High temperatures and lots of humidity were the perfect ingredients for severe weather in the Upper Midwest late last week. Heavy rains and storms capable of producing tornados came through Minnesota and Iowa and converged on Wisconsin in the evening hours of Thursday, July 22. The National Weather Service confirmed three tornadoes touched down in southeast Wisconsin. At first, it was reported there were seven tornadoes spotted that evening. Aside from hundreds of trees, only a couple barns, a pole shed and garage were damaged from the tornados that ranged in strength from an F-Zero to an F-Two.
According to the Wisconsin Division of Emergency Management parts of Milwaukee, Wisconsin, saw up to 7.5 inches of rain in just two hours.
Dozens of flights were canceled at Milwaukee-General Mitchell International Airport. Air traffic controllers were evacuated from their tower because of a tornado warning earlier in the evening. They were allowed back about an hour later, and a few planes were allowed to land and take off before flooding forced officials to close the airport. Floodwaters began covering parts of the runways, and at one point also blocked outdoor ticketing and baggage claim areas.
Floodwater rushed through city streets dumping water and sewage into the basements of hundreds of homes. It was also estimated 80 percent of a suburban high school was damaged by the flash flood.
Damage in Milwaukee County is estimated at $28 million. A declaration disaster from County Executive Scott Walker estimates that Thursday's torrential rains caused more than $10 million in damage to public property and another $18 million to private property.

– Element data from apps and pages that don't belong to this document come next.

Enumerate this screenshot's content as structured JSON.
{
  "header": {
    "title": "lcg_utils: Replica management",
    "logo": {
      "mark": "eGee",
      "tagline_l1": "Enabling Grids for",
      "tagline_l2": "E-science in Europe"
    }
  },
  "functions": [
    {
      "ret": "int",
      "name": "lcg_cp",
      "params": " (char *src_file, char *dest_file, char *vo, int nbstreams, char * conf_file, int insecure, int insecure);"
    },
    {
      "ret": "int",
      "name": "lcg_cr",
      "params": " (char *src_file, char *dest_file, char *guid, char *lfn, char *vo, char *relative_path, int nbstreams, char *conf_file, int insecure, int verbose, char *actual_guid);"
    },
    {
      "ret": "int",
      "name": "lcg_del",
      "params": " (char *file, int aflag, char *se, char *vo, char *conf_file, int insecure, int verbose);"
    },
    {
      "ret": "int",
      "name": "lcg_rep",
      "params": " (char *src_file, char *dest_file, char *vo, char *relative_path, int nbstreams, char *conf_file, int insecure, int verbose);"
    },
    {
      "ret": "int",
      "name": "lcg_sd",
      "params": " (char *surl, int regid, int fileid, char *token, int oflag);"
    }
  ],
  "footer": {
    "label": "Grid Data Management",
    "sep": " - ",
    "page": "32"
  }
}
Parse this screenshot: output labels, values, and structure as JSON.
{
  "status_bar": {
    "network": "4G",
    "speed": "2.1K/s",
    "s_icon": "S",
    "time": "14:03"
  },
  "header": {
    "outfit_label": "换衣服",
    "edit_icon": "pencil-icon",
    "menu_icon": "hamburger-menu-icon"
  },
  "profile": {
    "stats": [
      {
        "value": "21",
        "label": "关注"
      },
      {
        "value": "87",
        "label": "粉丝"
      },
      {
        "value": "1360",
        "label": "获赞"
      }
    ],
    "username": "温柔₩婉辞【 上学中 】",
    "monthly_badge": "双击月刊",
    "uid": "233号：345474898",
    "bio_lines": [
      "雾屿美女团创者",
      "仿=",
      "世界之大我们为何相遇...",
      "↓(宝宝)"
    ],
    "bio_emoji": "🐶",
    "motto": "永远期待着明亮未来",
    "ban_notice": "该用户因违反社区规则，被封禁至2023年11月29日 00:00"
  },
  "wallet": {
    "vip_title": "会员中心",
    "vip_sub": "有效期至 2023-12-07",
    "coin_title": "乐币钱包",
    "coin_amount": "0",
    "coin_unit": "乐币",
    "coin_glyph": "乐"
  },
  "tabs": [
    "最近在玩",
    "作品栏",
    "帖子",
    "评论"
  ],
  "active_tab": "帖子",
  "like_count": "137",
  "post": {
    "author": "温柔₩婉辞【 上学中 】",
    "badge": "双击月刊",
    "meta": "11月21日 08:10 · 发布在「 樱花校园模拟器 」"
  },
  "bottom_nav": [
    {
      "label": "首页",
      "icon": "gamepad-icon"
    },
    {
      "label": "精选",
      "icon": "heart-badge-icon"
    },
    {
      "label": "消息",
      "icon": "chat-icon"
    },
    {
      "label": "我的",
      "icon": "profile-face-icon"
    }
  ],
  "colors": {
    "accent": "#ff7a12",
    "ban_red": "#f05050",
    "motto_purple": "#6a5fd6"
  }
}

The heavy rains and floods also resulted in the creation of two large sinkholes. The first in Milwaukee swallowed a large SUV as it approached a downtown intersection on Thursday night. The second came days later on a state highway north of Janesville, Wisconsin.
Across the state, in the southwest corner, roads and bridges were washed away in rural parts of Grant County from heavy rains early Saturday, July 24. The infrastructure damage is estimated at $600,000, according to Steve Braun, emergency management director.
All across southern Wisconsin, insurance companies are dealing with claims on property damage and water damage related to vehicles.
Rivers in southern Wisconsin are expected to crest this week. The Rock River at Newville is predicted to peak at 10.3 feet. That is about a foot lower than predicted just after the rains fell last week and nearly five feet below its record high in June 2008.
Heavy rains swelled other small rivers that feed into the Mississippi and flooded low-lying areas in parts of the northern Corn Belt.
According to Reuters, high water filling the upper Mississippi River from will halt commercial traffic there this week. Six locks on the key waterway linking farms in the U.S. Midwest with grain export terminals at the Gulf of Mexico will be closed for several days as machinery used to operate the locks is moved to higher ground, the U.S. Army Corps of Engineers said.
A dam in northeast Iowa was breached by rising floodwaters on the Maquoketa River on Saturday, prompting the evacuation of hundreds of residents.
The Wisconsin Crop Progress report says many fields in the southern half of the state were flooded, while wind and hail in northern Marathon County stripped soybeans, twisted corn and lodged small grains.
Rain in Northwest Wisconsin closed the state’s largest outdoor farm show. Wisconsin Farm Technology Days shut the gates just one hour after opening on its third and final day last Thursday after rains made the field south of River Falls too saturated for traffic.
Winds and water weren’t the only culprits in the storms. The Wisconsin Ag Connection reported lightning claimed the life of eight dairy cows in Green County along Wisconsin’s southern border. A Monroe-area farm family says lightning struck a tree in their pasture on Thursday night, killing eight dairy cows that were standing beneath it. PD
- Midwest Editor
- Email Karen Lee